The cave record will most certainly cover a time period that pre-dates the last interglacial and hence the oldest limits of the Greenland ice-core records. Water drips onto a stalagmite containing information related to temperature, moisture, and vegetation processes above the cave. Calcite cave deposits are formed from drip waters that have percolated from the surface, through soil and limestone, and into a cave. Since the drip waters were once connected with the atmosphere and soil above the cave, they contain valuable information related to temperature, moisture, and vegetation processes, which are then locked layer upon layer into the cave deposit. An analytical track passes through the stalagmite. The climate record is created by analysing the chemical signature of each layer. For high-resolution studies, the Innsbruck Quaternary Research Group typically analyses between 4-10 samples per millimetre, allowing us the greatest chance of capturing rapid climate change events in our record. Understanding how fast the climate is capable of changing from one state to another is currently one of the key questions that climate-change scientists are working to answer.

The Expedition - Hopefully, all being well with the organisation, logistics, and finances, our expedition will take place during the summer of 2015. Thanks to Clive Johnson, polar explorer and winner of the Polar Medal (2001), we have a fabulous plan in place for undertaking the expedition and maximising research whilst we are there. We intend to land on a small air strip in Northeast Greenland, close to the southwestern end of a c.10 km wide lake. From here, we shall cross the lake in an inflatable boat to the eastern shore where we will set up our main base camp. In order to reach the caves containing the deposits of interest, we will then trek over difficult shattered terrain for three days. Once our work sampling deposits is complete, we will retrace our steps back to base camp and across the lake, searching all the time for new previously undiscovered caves. Our main objective will be to sample cave deposits for use in construction of the first record of past climate change from Greenland that is older than the current limit of the ice cores. Scientific partner Prof.

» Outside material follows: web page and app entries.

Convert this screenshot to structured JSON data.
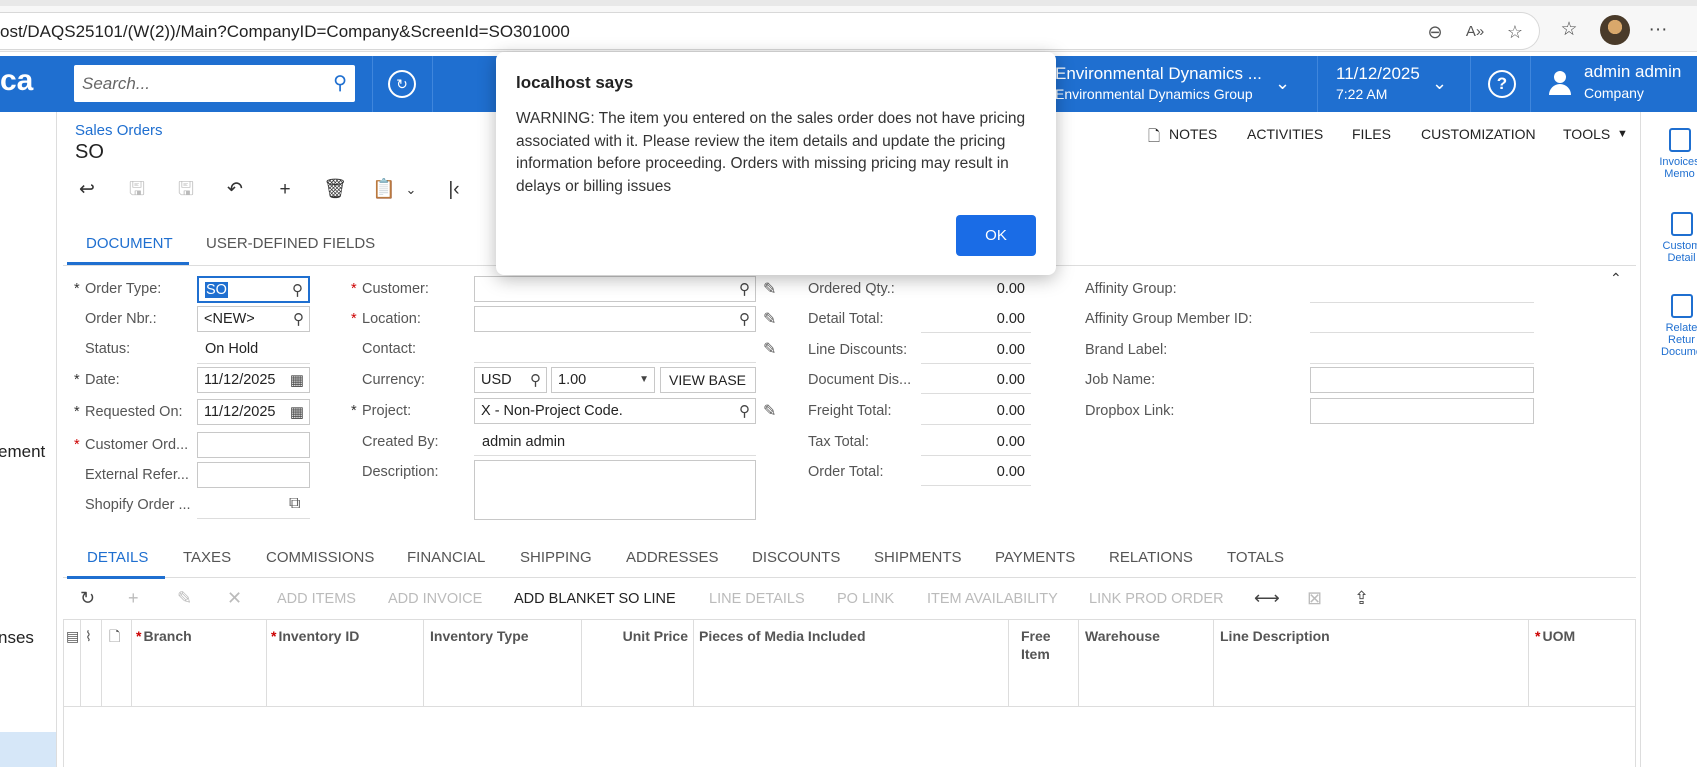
{
  "browser": {
    "url": "ost/DAQS25101/(W(2))/Main?CompanyID=Company&ScreenId=SO301000",
    "icons": [
      "zoom-out-icon",
      "read-aloud-icon",
      "favorite-star-icon",
      "favorites-list-icon",
      "profile-avatar",
      "more-icon"
    ]
  },
  "header": {
    "logo": "ca",
    "search_placeholder": "Search...",
    "company_line1": "Environmental Dynamics ...",
    "company_line2": "Environmental Dynamics Group",
    "date_line1": "11/12/2025",
    "date_line2": "7:22 AM",
    "user_line1": "admin admin",
    "user_line2": "Company",
    "accent_color": "#1f6fd0"
  },
  "sidebar": {
    "items": [
      "ement",
      "nses"
    ]
  },
  "right_sidebar": {
    "items": [
      {
        "line1": "Invoices",
        "line2": "Memo"
      },
      {
        "line1": "Custom",
        "line2": "Detail"
      },
      {
        "line1": "Relate",
        "line2": "Retur",
        "line3": "Docume"
      }
    ]
  },
  "page": {
    "breadcrumb": "Sales Orders",
    "title": "SO",
    "actions": [
      "NOTES",
      "ACTIVITIES",
      "FILES",
      "CUSTOMIZATION",
      "TOOLS"
    ]
  },
  "form_tabs": [
    "DOCUMENT",
    "USER-DEFINED FIELDS"
  ],
  "form": {
    "order_type_label": "Order Type:",
    "order_type_value": "SO",
    "order_nbr_label": "Order Nbr.:",
    "order_nbr_value": "<NEW>",
    "status_label": "Status:",
    "status_value": "On Hold",
    "date_label": "Date:",
    "date_value": "11/12/2025",
    "requested_on_label": "Requested On:",
    "requested_on_value": "11/12/2025",
    "customer_ord_label": "Customer Ord...",
    "external_ref_label": "External Refer...",
    "shopify_label": "Shopify Order ...",
    "customer_label": "Customer:",
    "location_label": "Location:",
    "contact_label": "Contact:",
    "currency_label": "Currency:",
    "currency_value": "USD",
    "rate_value": "1.00",
    "view_base": "VIEW BASE",
    "project_label": "Project:",
    "project_value": "X - Non-Project Code.",
    "created_by_label": "Created By:",
    "created_by_value": "admin admin",
    "description_label": "Description:",
    "ordered_qty_label": "Ordered Qty.:",
    "ordered_qty_value": "0.00",
    "detail_total_label": "Detail Total:",
    "detail_total_value": "0.00",
    "line_discounts_label": "Line Discounts:",
    "line_discounts_value": "0.00",
    "document_dis_label": "Document Dis...",
    "document_dis_value": "0.00",
    "freight_total_label": "Freight Total:",
    "freight_total_value": "0.00",
    "tax_total_label": "Tax Total:",
    "tax_total_value": "0.00",
    "order_total_label": "Order Total:",
    "order_total_value": "0.00",
    "affinity_group_label": "Affinity Group:",
    "affinity_member_label": "Affinity Group Member ID:",
    "brand_label_label": "Brand Label:",
    "job_name_label": "Job Name:",
    "dropbox_link_label": "Dropbox Link:"
  },
  "detail_tabs": [
    "DETAILS",
    "TAXES",
    "COMMISSIONS",
    "FINANCIAL",
    "SHIPPING",
    "ADDRESSES",
    "DISCOUNTS",
    "SHIPMENTS",
    "PAYMENTS",
    "RELATIONS",
    "TOTALS"
  ],
  "grid_toolbar": {
    "add_items": "ADD ITEMS",
    "add_invoice": "ADD INVOICE",
    "add_blanket": "ADD BLANKET SO LINE",
    "line_details": "LINE DETAILS",
    "po_link": "PO LINK",
    "item_availability": "ITEM AVAILABILITY",
    "link_prod_order": "LINK PROD ORDER"
  },
  "grid_columns": {
    "branch": "Branch",
    "inventory_id": "Inventory ID",
    "inventory_type": "Inventory Type",
    "unit_price": "Unit Price",
    "pieces_media": "Pieces of Media Included",
    "free_item_1": "Free",
    "free_item_2": "Item",
    "warehouse": "Warehouse",
    "line_description": "Line Description",
    "uom": "UOM"
  },
  "dialog": {
    "title": "localhost says",
    "message": "WARNING: The item you entered on the sales order does not have pricing associated with it. Please review the item details and update the pricing information before proceeding. Orders with missing pricing may result in delays or billing issues",
    "ok": "OK",
    "button_color": "#1a6ce6"
  }
}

Christoph Sptl of the Innsbruck Quaternary Research Group, has pioneered a method for sampling cave deposits that causes minimal damage, and it is this method that we shall adopt during the course of our expedition. In addition to sampling deposits, all caves will be surveyed and photographed to a high standard. During our expedition, Project Leader Gina Moseley will lead the scientific assault, Clive Johnson will act as the local expert and guide, Robbie Shone will document the story of the expedition and in particular any new discoveries, Mark Wright and Chris Blakeley will offer support and technical caving expertise, particularly with regard to entering caves located in cliff faces.